Sailing close to the wind, 20th June 2003 13:28

A floating Dutch abortion clinic run by a former Greenpeace activist is about to ignite a storm of protest in Poland, writes Andrew Osborn

They have already taken on the Irish Catholic church, but this time they are targeting the country which gave the world Pope John Paul II - Poland.

A large Dutch-registered yacht will slip into the northern Polish port of Wladyslawowo tomorrow with a shipping container-cum-mobile abortion clinic lashed to its deck.

The crew will not be amateur sailors but doctors, nurses and trauma counsellors who will seek to circumvent restrictive Polish abortion law and offer free abortion pills, contraception and advice to interested Polish women.

The reaction is likely to be explosive. When the group - who call themselves Women on Waves - sailed to Ireland in 2001 the anti-abortion movement and the country's conservative religious establishment saw red, and now Polish pro-life groups are said to be already gearing up for their arrival. Abortion in Poland is only permitted as a last resort - if a woman has been raped, if the foetus is deformed, or if the woman would die without the operation.

The converted shipping container used by the group as a treatment room will seek to give Polish women more choices - albeit briefly - and can justifiably lay claim to be the world's first floating abortion clinic.

However the group is not authorised to perform surgical abortions. They tried and failed to do just that in Ireland but failed to get the necessary paperwork from the Dutch government, and so have to content themselves with distributing the RU486 abortion pill instead.

Not that they are in the least bit deterred, and their modus operandi is ingenious.

The Amsterdam-based group says that Dutch law applies on a Dutch boat provided it is in international waters and nobody has so far challenged them. The group therefore plans to pick up "patients" in Wladyslawowo, which is near Gdansk, and then sail out into the Baltic Sea and drop anchor 12 miles off the coast where Dutch law will take effect.

They will make several such trips over the course of two weeks.

Telephone hotlines for interested women opened today, but the group says it has already been approached by various women who have heard rumours about the scheme in Poland. "Under current (Polish) law very few women get abortions. There are 200,000 illegal abortions performed in the country every year," Jeannette Kruseman, a spokeswoman for Women on Waves told Guardian Unlimited.

"It is very restrictive and due to bureaucratic chaos it's very hard to get one," she said. But she admits that their venture is unlikely to be plain sailing.

"You need a lot of guts to come aboard, and we know that the pro-life opposition is gearing up. We are expecting demonstrations."

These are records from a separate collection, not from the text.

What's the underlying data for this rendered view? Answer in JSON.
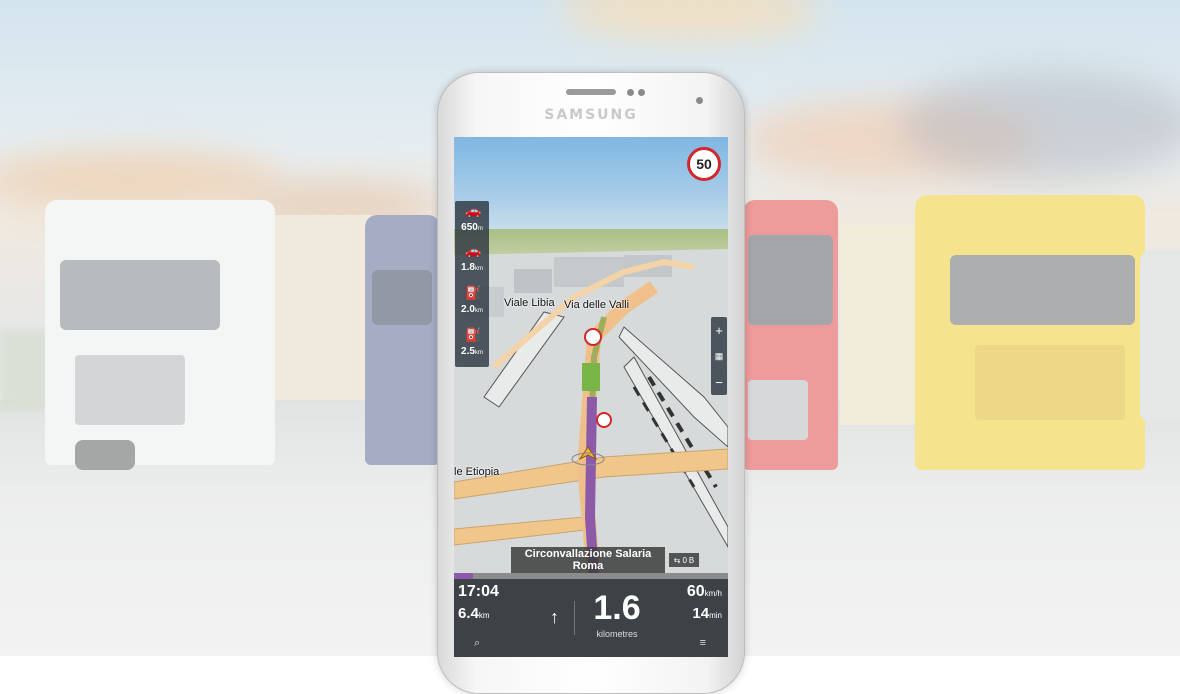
{
  "phone": {
    "brand": "SAMSUNG"
  },
  "map": {
    "speed_limit": "50",
    "street_labels": [
      "Viale Libia",
      "Via delle Valli",
      "le Etiopia"
    ],
    "current_street_line1": "Circonvallazione Salaria",
    "current_street_line2": "Roma",
    "traffic_value": "0",
    "route_progress": 0.07,
    "colors": {
      "route": "#8c5aa8",
      "road_major": "#f0c080",
      "speed_sign_border": "#d2262c"
    }
  },
  "poi_panel": [
    {
      "icon": "car-icon",
      "glyph": "🚗",
      "value": "650",
      "unit": "m"
    },
    {
      "icon": "car-icon",
      "glyph": "🚗",
      "value": "1.8",
      "unit": "km"
    },
    {
      "icon": "fuel-icon",
      "glyph": "⛽",
      "value": "2.0",
      "unit": "km"
    },
    {
      "icon": "fuel-icon",
      "glyph": "⛽",
      "value": "2.5",
      "unit": "km"
    }
  ],
  "zoom": {
    "plus": "+",
    "minus": "−"
  },
  "bottom_bar": {
    "arrival_time": "17:04",
    "remaining_distance": "6.4",
    "remaining_unit": "km",
    "next_maneuver_distance": "1.6",
    "next_maneuver_unit": "kilometres",
    "speed": "60",
    "speed_unit": "km/h",
    "remaining_time": "14",
    "remaining_time_unit": "min"
  }
}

Bert Dorenbos of the Dutch anti-abortion group, Cry for Life, believes that the voyage is sheer folly.

"In the past, the Dutch have been missionaries for good but now we are missionaries for evil. I hope that the Dutch government will speak out strongly against this," he said. The trip, he believes, is part of a concerted campaign to persuade eastern European countries to embrace western European "pro-choice" mores ahead of their joining the EU next year. And he claims that it will turn out to be an own-goal.

"This boat is helping the pro-life lobby," he says. "It is harming the pro-choice case, not helping it."

However, Women on Waves - the brainchild of a Dutch doctor, Rebecca Gomperts - is convinced it is in the right.

The idea for a "seagoing women's health clinic" came to her when she was working as a doctor on the Rainbow Warrior, the Greenpeace boat sunk by the French secret service during an anti-nuclear protest in 1985, and she has no regrets.

"Making abortion illegal does not reduce the number of abortions," she argues. "It only means that it is done illegally, unsafely and at a very high price, financially as well as physically."

"As long as the issue of unwanted pregnancies and abortions is surrounded by taboos, silence and shame, laws will not change and neither will the problems of women with unwanted pregnancies," she says. "As a result of backstreet abortions a woman dies unnecessarily every five minutes."